For nearly two years the two most infamous dictators in history actively collaborated with one another. The Nazi-Soviet Pact stunned the world when it was announced, the Second World War was launched under its auspices with the invasion and division of Poland, and its eventual collapse led to the war's defining and deciding clash.
It is a chapter too often skimmed over by popular histories of the Second World War, and in The Devils' Alliance Roger Moorhouse tells the full story of the pact between Hitler and Stalin for the first time, from the motivation for its inception to its dramatic and abrupt end in 1941 as Germany declared war against its former partner.
Using first-hand and eye-witness testimony, this is not just an account of the turbulent, febrile politics underlying the unlikely collaboration between these two totalitarian regimes, but of the human costs of the pact, as millions of eastern Europeans fell victim to the nefarious ambitions of Hitler and Stalin.
" Ce livre ambitieux et exigeant balaye non seulement l'ensemble de l'histoire allemande et polonaise, mais réussit à saisir celles de l'Europe centrale et de l'Est, en les rassemblant. Breslau apparaît comme le théâtre d'une lutte perpétuelle entre Allemands et Polonais, Habsbourg et Hohenzollern, hussites hérétiques et catholiques, catholiques et luthériens, juifs et anti-sémites, nobles et marchands, socialistes et capitalistes, nazis et soviétiques, apparatchiks et résistants. Et pourtant, comme le montrent si bien Davies et Moorhouse, ce récit est autant le témoin de co-opérations et de coexistences que de conflits et de destructions. Microcosm n'est pas un ouvrage succinct, mais l'incroyable ampleur des années et des bouleversements qui le traverse justifie chacunes des lignes. " Brendan Simms - Even the stones spoke German - London Review of Books (28/11/02) " Pour Norman Davies et Roger Moorhouse le Diable est bel et bien dans le détail, grâce à leur chronique minutieuse d'une ville européenne, baptisée Microcosm (.). L'incontrôlable Norman Davies est de retour, de nouveau avec un volumineux ouvrage. Cette fois encore, ses formidables recherches sont ordonnées dans une prose claire sans se départir de cette impartialité historique qui le caractérise. " James Hopkin - The Pole truth - The Observer (28/04/02) " Microcosme retrace l'histoire de la ville à travers les siècles. Sans occulter les hostilités et égarements ethniques, le livre est un hymne à la diversité et la réussite culturelle. " The staff - Seriousness, the new black - books of the year 2002 - The Economist (12/12/02)

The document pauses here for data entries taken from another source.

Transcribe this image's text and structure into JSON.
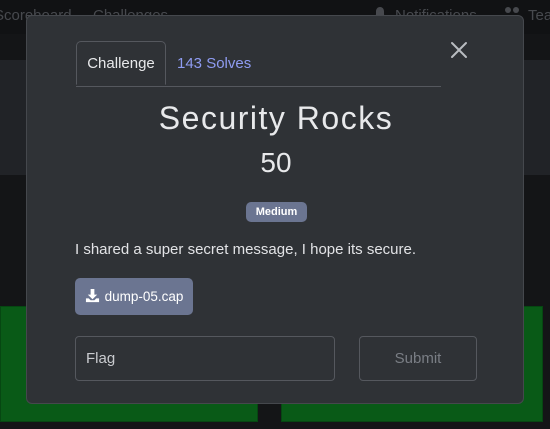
{
  "nav": {
    "scoreboard_label": "Scoreboard",
    "challenges_label": "Challenges",
    "notifications_label": "Notifications",
    "team_label": "Team"
  },
  "modal": {
    "tabs": [
      {
        "label": "Challenge",
        "active": true
      },
      {
        "label": "143 Solves",
        "active": false
      }
    ],
    "title": "Security Rocks",
    "value": "50",
    "difficulty": "Medium",
    "description": "I shared a super secret message, I hope its secure.",
    "file_label": "dump-05.cap",
    "flag_placeholder": "Flag",
    "submit_label": "Submit"
  },
  "colors": {
    "modal_bg": "#2f3236",
    "accent_link": "#8f9cf2",
    "badge_bg": "#6b7591",
    "tile_green": "#0e8a24"
  }
}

The story of Central Europe is anything but simple. As the region located between East and West, it has always been endowed with a rich variety of migrants, and has repeatedly been the scene of nomadic invasions, mixed settlements and military conquests. In order to present a portrait of Central Europe, Norman Davies and Roger Moorhouse have made a case study of one of its most colourful cities, the former German Breslau, which became the Polish Wroclaw after the Second World War.

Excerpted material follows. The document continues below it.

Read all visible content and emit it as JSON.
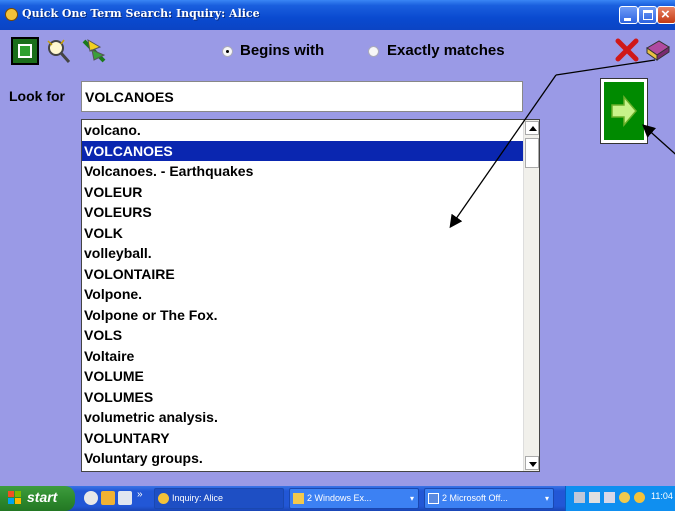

The traditional capital of the province of Silesia rose to prominence a thousand years ago as a trading centre and bishopric in Piast Poland. It became the second city of the kingdom of Bohemia, a major municipality of the Habsburg lands, and then a Residenzstadt of the kingdom of Prussia. The third largest city of nineteenth-century Germany, its population reached one million before the bitter siege by the Soviet Army in 1945 wrought almost total destruction. Since then Wroclaw has risen from the ruins of war and is once again a thriving regional centre.

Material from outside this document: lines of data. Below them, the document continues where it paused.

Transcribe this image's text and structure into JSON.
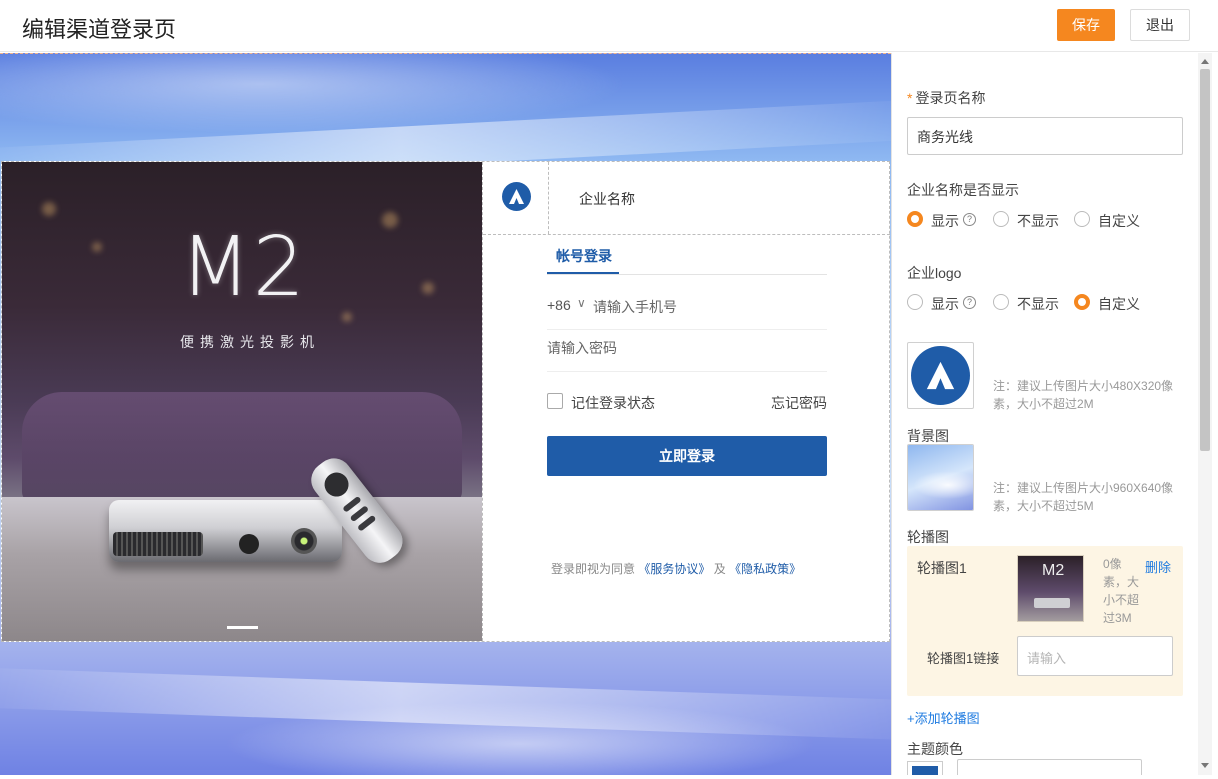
{
  "header": {
    "title": "编辑渠道登录页",
    "save_label": "保存",
    "exit_label": "退出"
  },
  "preview": {
    "carousel": {
      "headline": "M2",
      "subtitle": "便携激光投影机",
      "active_slide": 1
    },
    "company_name": "企业名称",
    "tab_label": "帐号登录",
    "phone": {
      "code": "+86",
      "placeholder": "请输入手机号"
    },
    "password_placeholder": "请输入密码",
    "remember_label": "记住登录状态",
    "forgot_label": "忘记密码",
    "login_button": "立即登录",
    "agreement": {
      "prefix": "登录即视为同意",
      "terms": "《服务协议》",
      "and": "及",
      "privacy": "《隐私政策》"
    }
  },
  "panel": {
    "name_field": {
      "label": "登录页名称",
      "required_mark": "*",
      "value": "商务光线"
    },
    "show_company_name": {
      "label": "企业名称是否显示",
      "options": [
        "显示",
        "不显示",
        "自定义"
      ],
      "selected": "显示"
    },
    "company_logo": {
      "label": "企业logo",
      "options": [
        "显示",
        "不显示",
        "自定义"
      ],
      "selected": "自定义",
      "note": "注：建议上传图片大小480X320像素，大小不超过2M"
    },
    "background": {
      "label": "背景图",
      "note": "注：建议上传图片大小960X640像素，大小不超过5M"
    },
    "carousel": {
      "label": "轮播图",
      "item_label": "轮播图1",
      "item_note": "0像素，大小不超过3M",
      "delete_label": "删除",
      "link_label": "轮播图1链接",
      "link_placeholder": "请输入"
    },
    "add_carousel": "+添加轮播图",
    "theme_color": {
      "label": "主题颜色",
      "value": "#1f5ca8"
    }
  }
}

The history of Silesia's main city is more than a fascinating tale in its own right. It embodies all the experiences which have made Central Europe what it is - a rich mixture of nationalities and cultures; the scene of German settlement and of the reflux of the Slavs; a Jewish presence of exceptional distinction; a turbulent succession of imperial rulers; and the shattering exposure to both Nazis and Stalinists. In short, it is a Central European microcosm.